Changes in Rainfall Patterns Affect Stream Fish in Central Amazon

With the increase in rainfall in recent years, the streams (igarapés) of Central Amazon have undergone some changes, influencing the types of fish found in these environments.
Text and Illustration: Gabriel Verçoza

Climate change has transitioned from a future concern to one of the primary threats to biodiversity in the present. One significant consequence of the observed climate crisis is the shift in rainfall patterns, marked by increased intense droughts and storms. Among the Amazonian ecosystems most affected by these changes are the igarapés, as their dynamics directly depend on the amount of rainfall. One of our recent studies indicates how these alterations in the Amazon's rainfall pattern can impact fish populations in these environments.

Forest Fish
When we think of forests, fish rarely come to mind. However, the igarapés that cut through the upland forests (those not in flooded areas) harbor a rich and diverse set of fish species, some of them remarkably beautiful. Dozens of fish species inhabit various aquatic environments in igarapés, from the open waters of channels to the small spaces between the dead forest leaves that accumulate on the bottom. In general, the most distinctive ecological feature of these organisms is their strong dependence on the forest, both for obtaining food, such as insects and plants falling into the water, and for shelter, provided by leaves, branches, and trunks from the forest. This makes fish assemblages especially sensitive to changes occurring within the igarapés and the surrounding land.

The Research
To understand how the fish community is responding to changes in rainfall, we conducted four collections in the Adolpho Ducke Forest Reserve between 2001 and 2018, examining how the species and types of fish living there change over time. Over these 18 years, we observed an increase in the total annual rainfall and the number of stormy days. Simultaneously, as these stronger rains increased, the bottom of the igarapés lost its leaf cover, revealing more exposed sand.

Section of an igarapé in the Ducke reserve with a sandy bottom and reduced leaf cover.Section of an igarapé in the Ducke reserve with a sandy bottom and reduced leaf cover.

The fish community adapted to climate and bottom conditions changes over the years. These changes were mainly evident in the shift in the number of individuals of some common species (such as piabas and acarás). The types of fish also changed over time, with species residing in the water column (laterally flattened fish with smaller fins and mouths at the front of the head) giving way to species adapted to lateral pools and shallow areas (cylindrical bodies, larger fins, and upward-facing mouths). These pools are complex environments that offer new habitats and food sources, situated on the sides of the igarapés.

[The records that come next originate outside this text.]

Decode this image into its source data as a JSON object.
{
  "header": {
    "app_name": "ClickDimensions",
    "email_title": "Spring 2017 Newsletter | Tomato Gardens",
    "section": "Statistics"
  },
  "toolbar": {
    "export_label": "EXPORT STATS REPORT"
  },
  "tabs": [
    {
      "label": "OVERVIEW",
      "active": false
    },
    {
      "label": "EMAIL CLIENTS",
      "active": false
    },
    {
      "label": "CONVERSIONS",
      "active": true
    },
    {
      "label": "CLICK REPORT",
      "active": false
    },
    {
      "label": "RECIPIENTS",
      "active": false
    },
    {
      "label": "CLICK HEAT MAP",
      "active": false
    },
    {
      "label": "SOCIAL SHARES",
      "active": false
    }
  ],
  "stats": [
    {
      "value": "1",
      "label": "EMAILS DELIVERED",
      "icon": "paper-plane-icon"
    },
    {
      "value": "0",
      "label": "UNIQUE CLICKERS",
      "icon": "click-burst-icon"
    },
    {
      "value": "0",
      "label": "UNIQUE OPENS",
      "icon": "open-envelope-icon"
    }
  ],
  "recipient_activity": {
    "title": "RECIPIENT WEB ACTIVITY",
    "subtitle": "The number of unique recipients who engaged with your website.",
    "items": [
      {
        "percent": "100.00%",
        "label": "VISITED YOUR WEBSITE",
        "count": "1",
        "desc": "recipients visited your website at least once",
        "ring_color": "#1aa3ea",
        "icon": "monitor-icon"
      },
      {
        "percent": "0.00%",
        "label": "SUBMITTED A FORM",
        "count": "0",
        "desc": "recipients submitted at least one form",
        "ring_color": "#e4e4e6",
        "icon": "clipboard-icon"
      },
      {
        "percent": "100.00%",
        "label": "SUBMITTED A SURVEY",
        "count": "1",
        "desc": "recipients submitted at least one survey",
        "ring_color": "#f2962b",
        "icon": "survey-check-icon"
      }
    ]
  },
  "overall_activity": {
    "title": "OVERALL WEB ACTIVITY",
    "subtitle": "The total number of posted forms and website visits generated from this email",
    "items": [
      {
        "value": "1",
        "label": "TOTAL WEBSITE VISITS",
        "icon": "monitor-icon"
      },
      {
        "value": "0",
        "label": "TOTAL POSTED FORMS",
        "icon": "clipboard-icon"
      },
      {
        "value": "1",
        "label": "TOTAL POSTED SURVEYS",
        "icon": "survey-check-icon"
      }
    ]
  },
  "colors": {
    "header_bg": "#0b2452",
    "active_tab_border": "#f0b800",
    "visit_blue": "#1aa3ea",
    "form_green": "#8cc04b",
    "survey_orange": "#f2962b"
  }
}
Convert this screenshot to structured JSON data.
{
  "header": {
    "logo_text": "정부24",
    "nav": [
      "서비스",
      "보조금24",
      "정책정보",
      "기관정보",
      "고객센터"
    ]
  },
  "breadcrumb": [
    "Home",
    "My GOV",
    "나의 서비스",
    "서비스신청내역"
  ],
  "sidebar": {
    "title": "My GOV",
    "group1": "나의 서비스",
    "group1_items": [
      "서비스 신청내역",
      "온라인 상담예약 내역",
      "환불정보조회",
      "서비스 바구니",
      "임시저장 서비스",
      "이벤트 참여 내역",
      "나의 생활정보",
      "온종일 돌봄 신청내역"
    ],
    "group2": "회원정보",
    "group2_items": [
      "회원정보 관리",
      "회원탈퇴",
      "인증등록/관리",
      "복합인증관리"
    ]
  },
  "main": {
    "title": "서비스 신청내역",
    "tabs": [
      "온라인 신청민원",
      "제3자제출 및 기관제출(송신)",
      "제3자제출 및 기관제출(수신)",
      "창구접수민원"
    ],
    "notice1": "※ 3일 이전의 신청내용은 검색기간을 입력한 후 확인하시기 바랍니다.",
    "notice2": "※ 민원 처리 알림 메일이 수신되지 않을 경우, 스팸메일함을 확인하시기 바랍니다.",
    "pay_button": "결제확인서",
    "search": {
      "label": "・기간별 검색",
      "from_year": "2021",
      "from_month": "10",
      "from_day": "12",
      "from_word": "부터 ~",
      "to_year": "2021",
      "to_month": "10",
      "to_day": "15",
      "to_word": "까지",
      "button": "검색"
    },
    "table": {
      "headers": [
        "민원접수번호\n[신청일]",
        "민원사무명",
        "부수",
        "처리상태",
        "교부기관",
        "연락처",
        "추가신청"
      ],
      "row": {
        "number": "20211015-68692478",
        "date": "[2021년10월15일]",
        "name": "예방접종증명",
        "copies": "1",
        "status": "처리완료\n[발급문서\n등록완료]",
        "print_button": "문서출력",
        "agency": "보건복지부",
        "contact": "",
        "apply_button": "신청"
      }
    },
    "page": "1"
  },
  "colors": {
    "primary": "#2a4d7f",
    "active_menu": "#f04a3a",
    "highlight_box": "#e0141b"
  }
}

Com o aumento das chuvas, a quantidade de folhas no canal do igarapé diminui.

With increased rainfall, the amount of leaves in the igarapé channel decreases. Consequently, we observe a reduction in the number of fish occupying these environments and an increase in the population using lateral pools.

Images of fish

What about the Future?
Considering the speed of climate changes observed in this study and the notion that Amazonian igarapés are historically stable environments (changing slowly and little), these results are surprising and indicate that igarapé fish communities can respond rapidly to climate changes. Intense rainfall and stormy days significantly increase sediment discharge, altering the igarapés' bed by moving sediments from the bottom and eroding the banks. This temporarily increases the connection between the main channel and temporary lateral pools. This may favor species with characteristics conducive to using shallow pools, such as smaller and less laterally compressed bodies and larger fins. The overall effect of such changes on ecosystems is not yet fully understood.

Our study did not detect any cases of extreme drought in the area. Despite being severe issues in other Amazon regions, drought events have not yet proven problematic in the igarapés where we conducted the research, possibly due to the protection of watercourses by densely forested areas and the intense water replenishment from springs. This emphasizes the importance of conserving areas around springs and monitoring these environments to understand the short-, medium-, and long-term effects that climate changes can have on water bodies and the organisms that depend on them.

For additional information, read the article: "Temporal changes in rainfall affect the taxonomic and functional composition of stream fish assemblages in central Amazonia," published in the Freshwater Biology journal in 2020 by Gabriel Borba from PELD IAFA and other collaborators.